         The email and attached notice did not identify, or provide contact information for Mills's purported Montana attorney. Upon receipt of the email, Cozzens contacted the Fergus County Sheriff's Office and reported the matter to Deputy Randy Poser. Deputy Poser subsequently called Mills and left a voice message request for a return call. Mills did not return the call.

         ¶9 Upon her return to Lewistown, Cozzens documented in excess of $28, 000 worth of property missing from her home following Mills's departure.[2] Upon additional investigation, law enforcement obtained a warrant for Mills's arrest on suspicion of theft. Officers were unable to arrest Mills until they found him in Musselshell County on July 3, 2011. During a post-arrest interview, Mills admitted to taking property from Cozzens's home but claimed that he took the property and placed it in a storage unit "through the auspice" of an unidentified Montana lawyer. Upon further investigation, including a report from a Roundup woman who had hired Mills to perform work and later discovered property in her rented storage unit that did not belong to her, investigating officers obtained and executed search warrants on Mills's motorhome and the Roundup storage unit where they found most of the property reported missing from Cozzens's home. A number of items of missing property, including Cozzens's photo albums and yearbooks, were not recovered.

         ¶10 Prior to trial on charges of felony and misdemeanor theft regarding the separate property of Cozzens and Greenough, Mills moved for dismissal on the asserted ground that the State could not prove that he acted with the purpose to deprive the owners of the property within the meaning of § 45-6-301(1)(a), MCA, because, as alleged by the State, he seized and held the property only for the purpose of securing a claimed contract debt. The District Court denied the motion on the ground that the question of whether Mills acted with the requisite mental state for the charged offenses was a question of fact for jury determination. The matter proceeded to trial and the jury found Mills guilty of both counts of theft as charged.

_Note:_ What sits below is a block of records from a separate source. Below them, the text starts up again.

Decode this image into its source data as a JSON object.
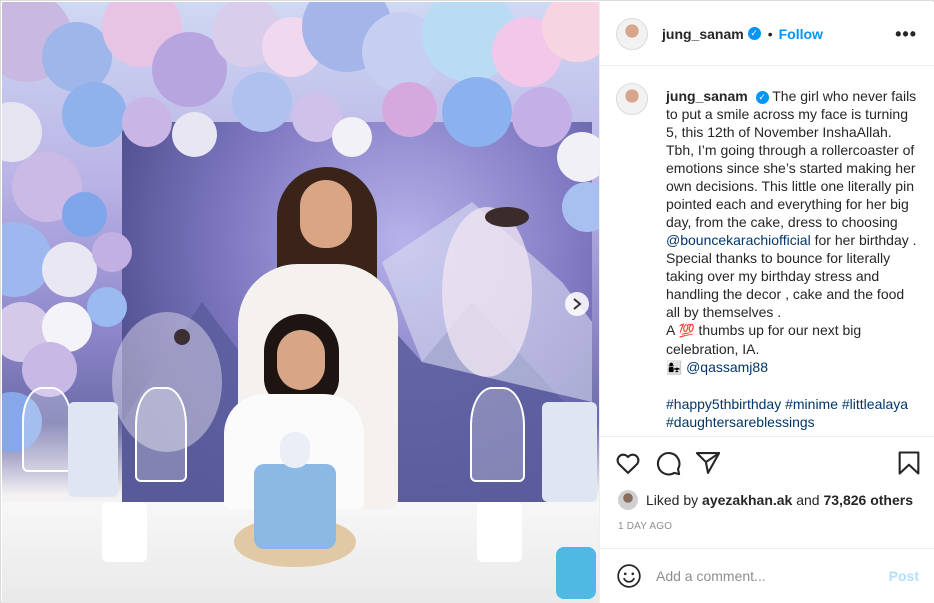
{
  "post": {
    "username": "jung_sanam",
    "verified": true,
    "separator": "•",
    "follow_label": "Follow",
    "more_icon": "more-horizontal-icon",
    "next_icon": "chevron-right-icon"
  },
  "caption": {
    "username": "jung_sanam",
    "line1": "The girl who never fails to put a smile across my face is turning 5, this 12th of November InshaAllah. Tbh, I’m going through a rollercoaster of emotions since she’s started making her own decisions. This little one literally pin pointed each and everything for her big day, from the cake, dress to choosing",
    "mention1": "@bouncekarachiofficial",
    "line2": "for her birthday . Special thanks to bounce for literally taking over my birthday stress and handling the decor , cake and the food all by themselves .",
    "line3_start": "A",
    "heart_emoji": "💯",
    "line3_end": "thumbs up for our next big celebration, IA.",
    "couple_emoji": "👩‍👧",
    "mention2": "@qassamj88",
    "hashtags": [
      "#happy5thbirthday",
      "#minime",
      "#littlealaya",
      "#daughtersareblessings"
    ]
  },
  "actions": {
    "like_icon": "heart-icon",
    "comment_icon": "comment-icon",
    "share_icon": "send-icon",
    "save_icon": "bookmark-icon"
  },
  "likes": {
    "prefix": "Liked by",
    "user": "ayezakhan.ak",
    "joiner": "and",
    "count": "73,826 others"
  },
  "timestamp": "1 DAY AGO",
  "comment_box": {
    "placeholder": "Add a comment...",
    "post_label": "Post",
    "emoji_icon": "smiley-icon"
  },
  "colors": {
    "link": "#00376b",
    "accent": "#0095f6",
    "post_disabled": "#b2dffc"
  }
}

         ¶11 After the verdicts, Mills again moved for dismissal, or judgment as a matter of law, on the asserted ground that the undisputed evidence that he took the property under a claim of civil right, even if mistaken, precluded proof that he acted with the requisite purpose to deprive the owners of the property. Again finding the matter within the province of the jury, the District Court denied the motion and ultimately sentenced Mills on the felony to a five-year term of commitment to the Montana Department of ...


Buy This Entire Record For $7.95

Download the entire decision to receive the complete text, official citation,
docket number, dissents and concurrences, and footnotes for this case.

Learn more about what you receive with purchase of this case.